“I had a lot of other stuff to do other than to play golf and get my nails done and I think I struggled,” she said. “It was a time management thing. I had a lot of stuff to do – media stuff and that sort of thing – and I didn’t get time to practise. I got no time to rest before the (US) Women’s Open and I kinda’ ran out of gas over the weekend.

“It made me realise how hard it must have been for Annika (Sorenstam) and Lorena (Ochoa) who were both No. 1 for years. Now I feel like I understand and I know what I will have to do to prioritise when I get to No. 1 again.”

The best round of the day might well have come from the veteran, Inkster, who carded a remarkable two under par 70 in the worst of the weather and it could have been even better but for missing from five feet for a birdie on the last.
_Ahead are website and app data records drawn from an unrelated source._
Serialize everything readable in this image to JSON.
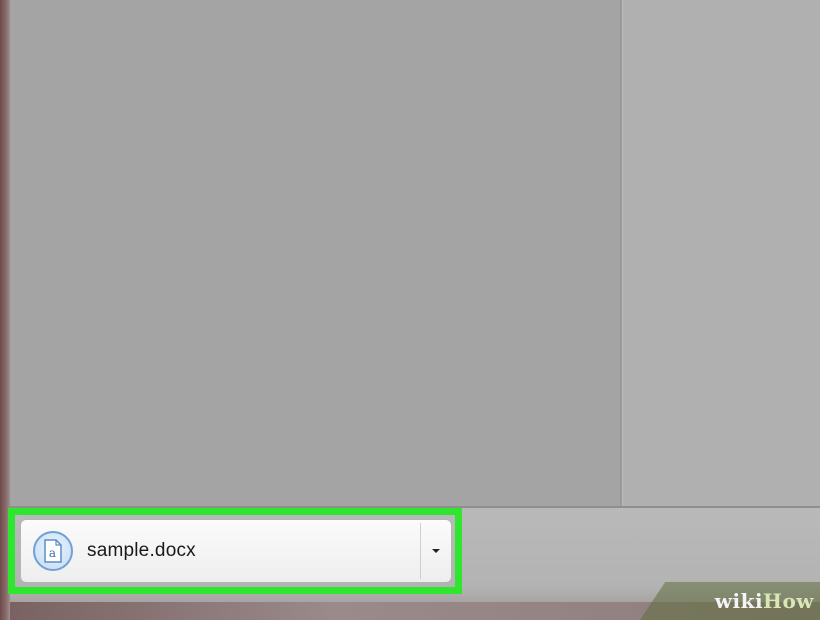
{
  "download_shelf": {
    "item": {
      "file_name": "sample.docx",
      "icon": "document-file-icon",
      "menu_icon": "chevron-down-icon"
    },
    "highlight_color": "#2ee62e"
  },
  "watermark": {
    "part1": "wiki",
    "part2": "How"
  }
}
The 50 year-old mother of four went out in level par 35 after a bogey on the 3rd and a birdie on the 175-yard par-3 4th and them moved into red figures for the day with further birdies at the 499-yard par-5 15th and the 516-yard par-5 17th.

“It’s summer,” she laughed. “You always play good in summer.
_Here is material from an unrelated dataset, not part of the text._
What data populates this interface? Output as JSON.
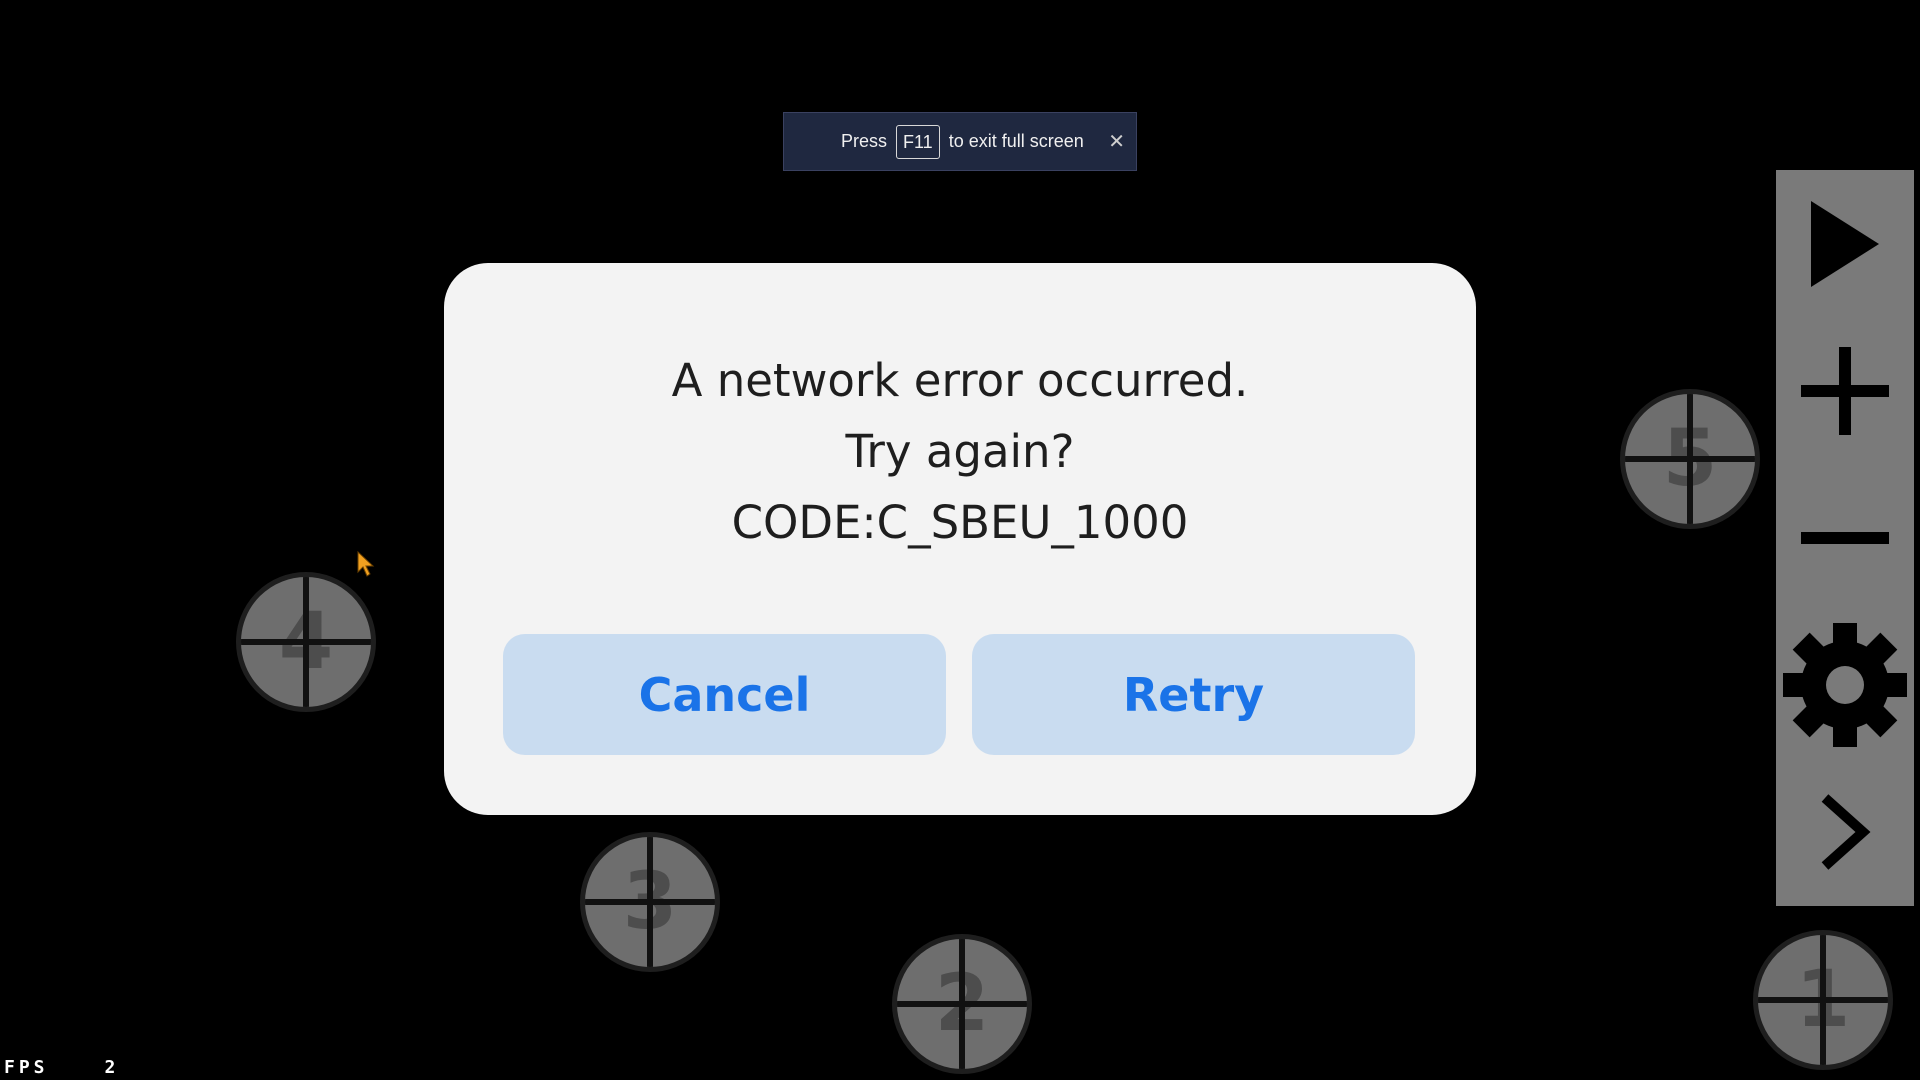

“Seriously, it was tough out there,” she added. “Luckily, the wind wasn’t blowing as bad as yesterday, but it was raining and tedious. I was very happy with the way I played.”

Inkster, who has won seven majors and a total of 31 LPGA victories in a career spanning 27 years, went on to pay tribute to the leader, Tseng. “She’s a great player,” she said. “She just hits the ball phenomenal. When she putts good, she wins. She’s going to be tough. You’ve also got Suzann Pettersen up there, a lot of great players. But I’m really happy. They played this morning, and I played in the afternoon, so I’m happy with where I’m at.”

Catriona Matthew’s defence of the Ricoh Women’s British Open title ended in ignominious fashion when she ran up a ruinous 10 on the 430-yard par-4 13th where she drove into the rough, hacked out and then got stuck in the rough after blocking her third. She birdied the following hole but then carded a double bogey six on the 16th before posting a nine over par 81 to finish the championship on 12 over par 156. When asked what she had said to her husband and caddie, Graeme, on leaving the 13th green she responded: “Not a lot. I’d scored 10. It had just started raining again. There wasn’t a lot to say.”

Meanwhile, there was better fortune for Europe’s current No. 1 woman amateur, Caroline Hedwall, who registered a 75 to make the cut right on the mark at five over par 149. The other four amateurs in the field, British Ladies’ champion Kelly Tidy, 15 year-old Julie Yang, Curtis Cup international Danielle McVeigh and Welsh star Amy Boulden, all missed the cut so the Swede, Hedwall, now only has to complete the last two rounds to win the Smyth Salver, awarded to the leading amateur who plays all four rounds. Previous winners included Michelle Wie (2005), Amy Yang (2006), Melissa Reid (2007) and Anna Nordqvist (2008). No amateur made the cut last year at Royal Lytham & St Annes.

© Ricoh Women's British Open 2016 London W4 5HR T: +44 (0) 20 8233 5300 ricohwomensbritishopen@imgworld.comPowered by OCS Sport